(Exercise material)

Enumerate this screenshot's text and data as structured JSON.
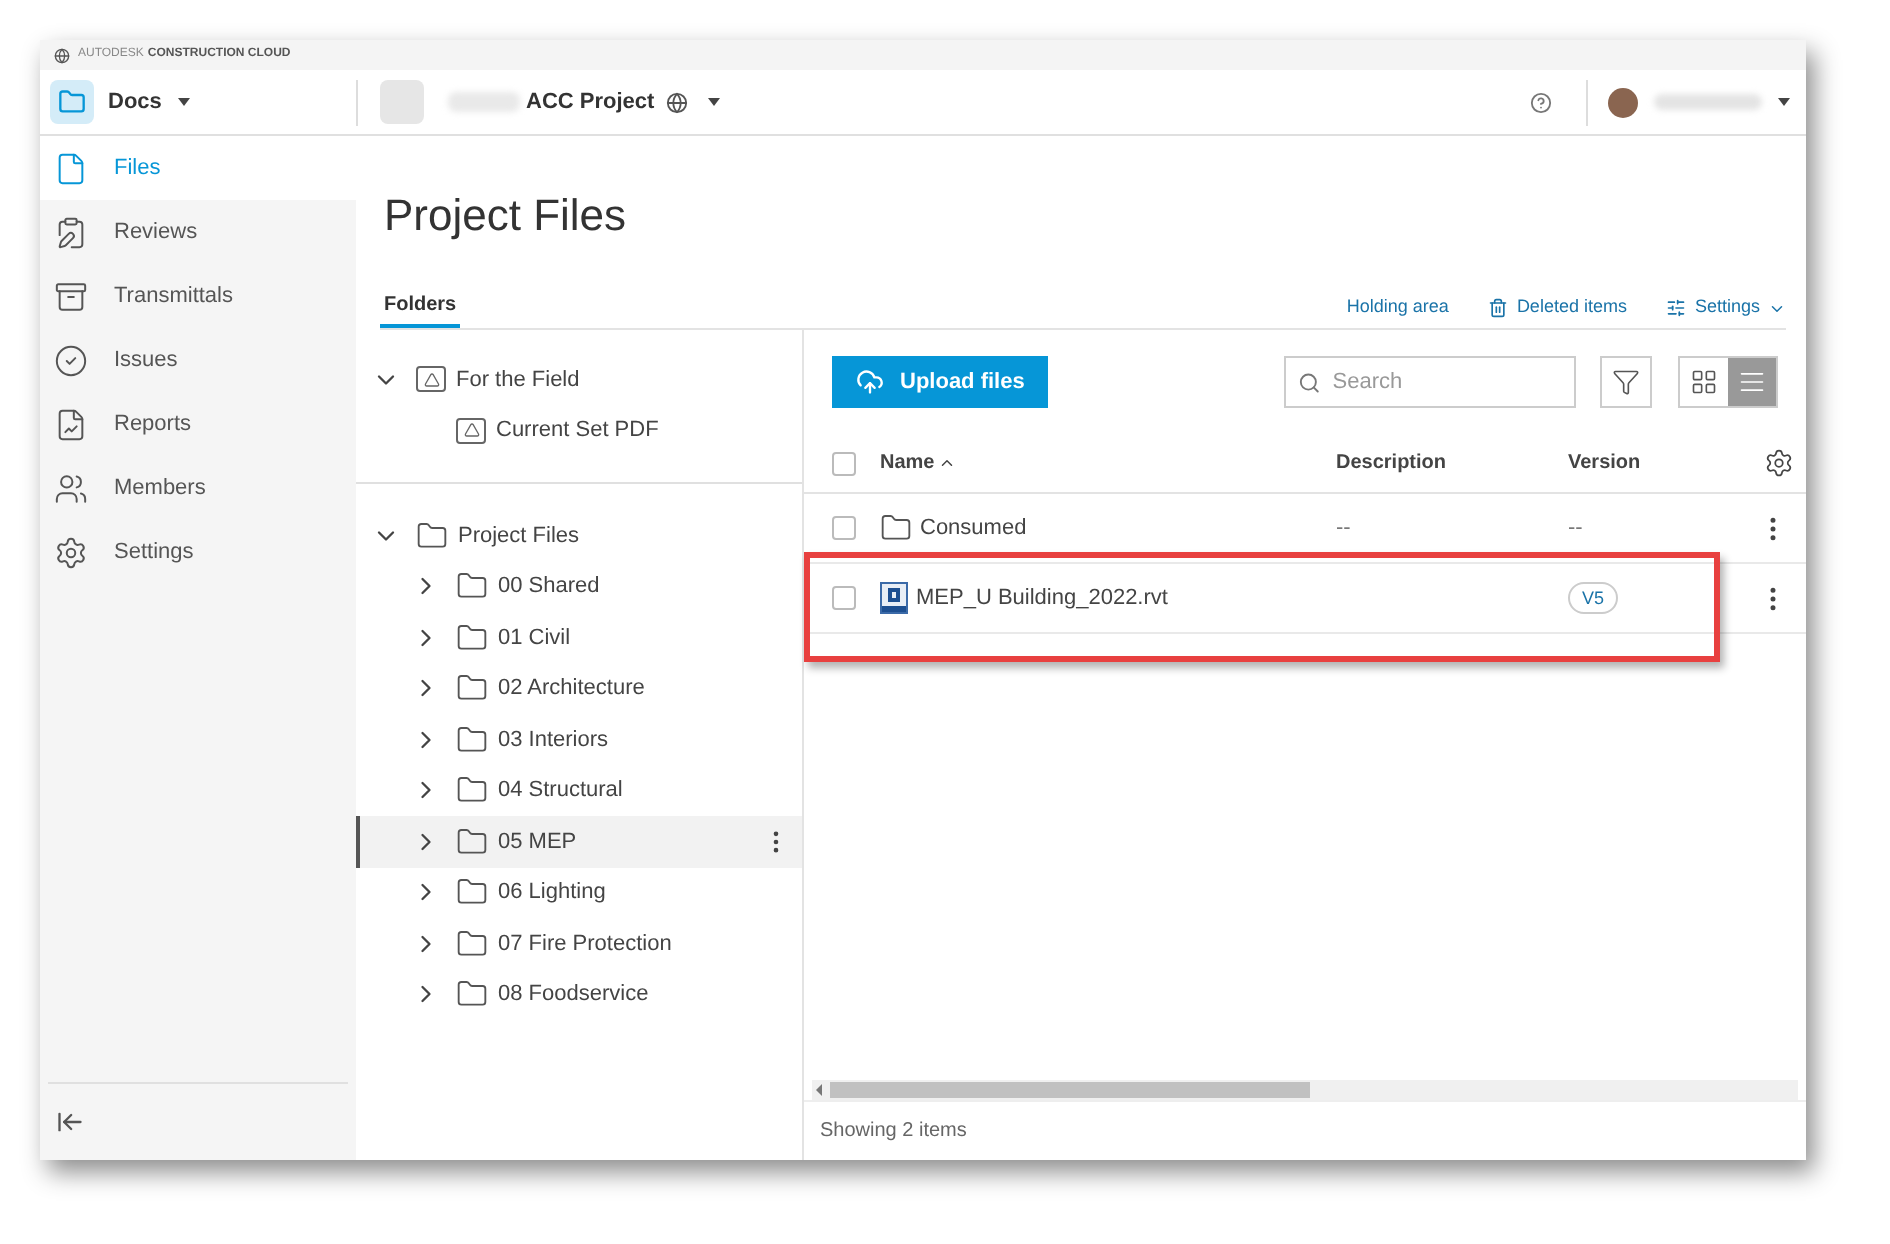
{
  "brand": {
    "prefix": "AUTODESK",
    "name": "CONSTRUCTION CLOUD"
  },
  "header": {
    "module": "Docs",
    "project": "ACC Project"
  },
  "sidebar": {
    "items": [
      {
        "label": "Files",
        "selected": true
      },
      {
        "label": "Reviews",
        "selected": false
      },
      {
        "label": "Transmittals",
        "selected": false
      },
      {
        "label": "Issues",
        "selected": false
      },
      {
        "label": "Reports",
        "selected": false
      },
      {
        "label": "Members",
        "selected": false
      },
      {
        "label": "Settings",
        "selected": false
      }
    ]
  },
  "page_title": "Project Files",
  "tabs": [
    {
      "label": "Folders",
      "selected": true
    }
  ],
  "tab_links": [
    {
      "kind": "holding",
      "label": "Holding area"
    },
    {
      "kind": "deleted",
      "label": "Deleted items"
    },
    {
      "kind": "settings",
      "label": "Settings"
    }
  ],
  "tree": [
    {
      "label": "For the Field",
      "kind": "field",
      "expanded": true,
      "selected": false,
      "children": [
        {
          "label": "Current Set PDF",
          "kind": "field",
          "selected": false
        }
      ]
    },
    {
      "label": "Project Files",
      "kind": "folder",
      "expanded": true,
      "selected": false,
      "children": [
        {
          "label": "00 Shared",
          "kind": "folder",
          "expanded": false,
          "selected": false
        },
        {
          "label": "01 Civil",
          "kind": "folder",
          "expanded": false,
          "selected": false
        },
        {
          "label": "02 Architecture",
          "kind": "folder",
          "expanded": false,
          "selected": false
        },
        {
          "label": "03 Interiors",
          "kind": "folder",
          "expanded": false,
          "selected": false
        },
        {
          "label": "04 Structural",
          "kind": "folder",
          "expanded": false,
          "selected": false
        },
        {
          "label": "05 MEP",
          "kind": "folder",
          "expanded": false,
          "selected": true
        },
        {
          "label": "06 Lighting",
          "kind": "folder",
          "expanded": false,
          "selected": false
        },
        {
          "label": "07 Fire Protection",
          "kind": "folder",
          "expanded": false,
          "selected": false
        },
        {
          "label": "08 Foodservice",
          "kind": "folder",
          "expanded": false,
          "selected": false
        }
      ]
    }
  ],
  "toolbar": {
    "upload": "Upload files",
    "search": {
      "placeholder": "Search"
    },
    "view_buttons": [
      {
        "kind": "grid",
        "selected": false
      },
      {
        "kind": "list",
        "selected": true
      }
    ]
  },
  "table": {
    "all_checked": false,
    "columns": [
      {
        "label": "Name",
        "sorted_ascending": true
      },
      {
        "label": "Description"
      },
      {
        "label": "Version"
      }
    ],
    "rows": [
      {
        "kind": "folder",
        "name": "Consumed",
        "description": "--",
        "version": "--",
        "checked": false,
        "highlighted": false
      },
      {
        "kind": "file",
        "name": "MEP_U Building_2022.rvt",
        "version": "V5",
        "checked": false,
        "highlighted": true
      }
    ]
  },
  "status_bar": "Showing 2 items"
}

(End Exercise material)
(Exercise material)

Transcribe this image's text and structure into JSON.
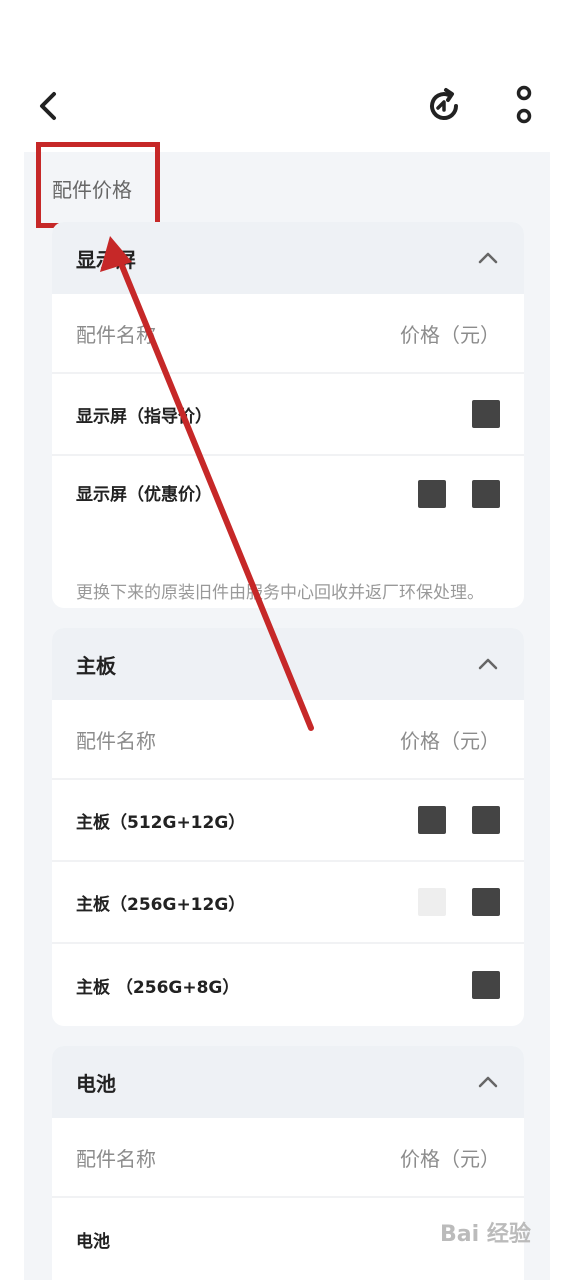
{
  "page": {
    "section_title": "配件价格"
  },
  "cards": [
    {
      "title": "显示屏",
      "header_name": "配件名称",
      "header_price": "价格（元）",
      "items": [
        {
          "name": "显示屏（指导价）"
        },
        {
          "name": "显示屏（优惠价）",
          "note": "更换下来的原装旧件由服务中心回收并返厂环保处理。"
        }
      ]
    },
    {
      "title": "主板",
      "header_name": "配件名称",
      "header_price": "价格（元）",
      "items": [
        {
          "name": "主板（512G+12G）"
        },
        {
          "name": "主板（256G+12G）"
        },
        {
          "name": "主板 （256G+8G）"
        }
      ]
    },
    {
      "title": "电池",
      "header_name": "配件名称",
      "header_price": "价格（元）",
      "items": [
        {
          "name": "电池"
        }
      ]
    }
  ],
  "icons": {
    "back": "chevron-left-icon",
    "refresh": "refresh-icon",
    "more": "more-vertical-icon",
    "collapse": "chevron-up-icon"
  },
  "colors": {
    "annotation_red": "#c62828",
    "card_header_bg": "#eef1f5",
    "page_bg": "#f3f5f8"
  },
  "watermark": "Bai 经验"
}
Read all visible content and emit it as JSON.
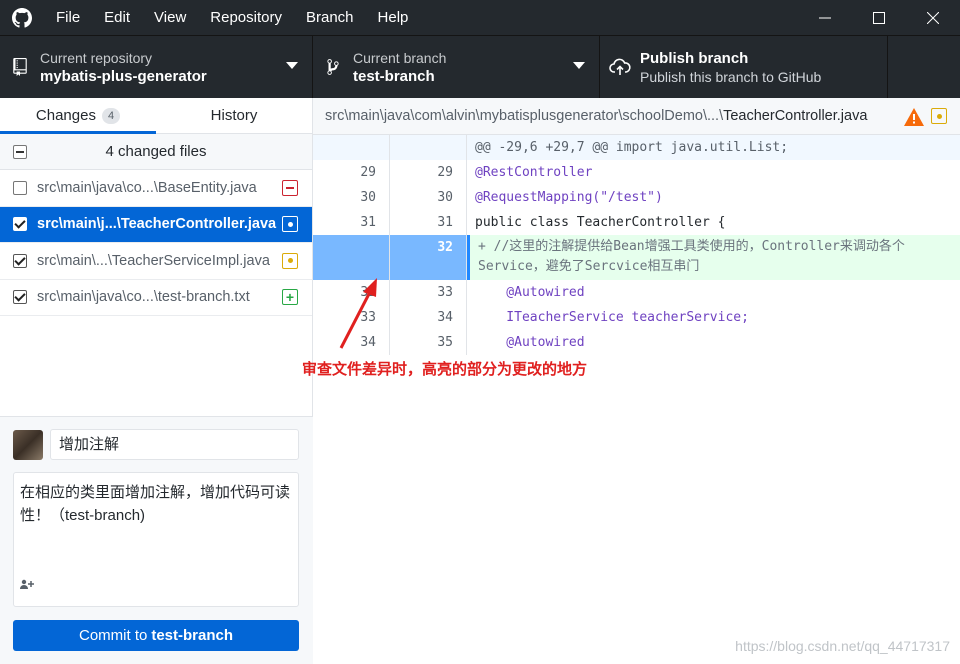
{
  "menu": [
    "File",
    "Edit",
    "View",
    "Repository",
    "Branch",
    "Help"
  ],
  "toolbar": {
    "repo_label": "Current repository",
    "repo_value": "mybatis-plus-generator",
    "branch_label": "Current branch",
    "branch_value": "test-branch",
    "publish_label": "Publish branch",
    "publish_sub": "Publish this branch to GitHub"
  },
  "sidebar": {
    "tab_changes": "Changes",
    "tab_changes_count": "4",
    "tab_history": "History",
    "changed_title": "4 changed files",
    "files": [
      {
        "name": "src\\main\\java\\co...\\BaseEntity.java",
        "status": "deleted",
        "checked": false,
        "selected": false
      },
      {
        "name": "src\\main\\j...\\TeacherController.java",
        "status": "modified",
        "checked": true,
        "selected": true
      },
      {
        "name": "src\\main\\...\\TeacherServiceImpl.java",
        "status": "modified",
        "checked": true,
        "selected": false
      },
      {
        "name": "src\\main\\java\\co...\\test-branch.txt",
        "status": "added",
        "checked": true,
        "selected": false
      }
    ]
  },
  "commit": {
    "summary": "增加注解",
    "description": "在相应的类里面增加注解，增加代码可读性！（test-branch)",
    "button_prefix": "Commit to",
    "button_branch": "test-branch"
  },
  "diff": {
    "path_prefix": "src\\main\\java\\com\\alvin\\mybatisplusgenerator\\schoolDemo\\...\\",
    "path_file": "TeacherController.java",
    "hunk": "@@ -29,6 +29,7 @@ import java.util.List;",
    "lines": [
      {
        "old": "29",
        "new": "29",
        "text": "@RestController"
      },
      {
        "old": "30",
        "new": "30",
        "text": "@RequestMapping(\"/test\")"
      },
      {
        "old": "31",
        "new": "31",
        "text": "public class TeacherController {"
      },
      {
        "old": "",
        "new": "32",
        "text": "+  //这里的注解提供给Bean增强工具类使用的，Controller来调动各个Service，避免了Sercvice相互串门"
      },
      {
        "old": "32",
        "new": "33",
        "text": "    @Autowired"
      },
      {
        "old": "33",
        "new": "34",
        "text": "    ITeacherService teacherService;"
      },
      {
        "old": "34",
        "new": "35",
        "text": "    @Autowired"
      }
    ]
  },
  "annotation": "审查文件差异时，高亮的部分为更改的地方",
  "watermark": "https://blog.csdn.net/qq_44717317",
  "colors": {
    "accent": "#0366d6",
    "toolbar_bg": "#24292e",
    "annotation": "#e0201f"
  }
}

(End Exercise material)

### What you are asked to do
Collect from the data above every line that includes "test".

### Answer to this task
    "branch_value": "test-branch",
        "name": "src\\main\\java\\co...\\test-branch.txt",
    "description": "在相应的类里面增加注解，增加代码可读性！（test-branch)",
    "button_branch": "test-branch"
        "text": "@RequestMapping(\"/test\")"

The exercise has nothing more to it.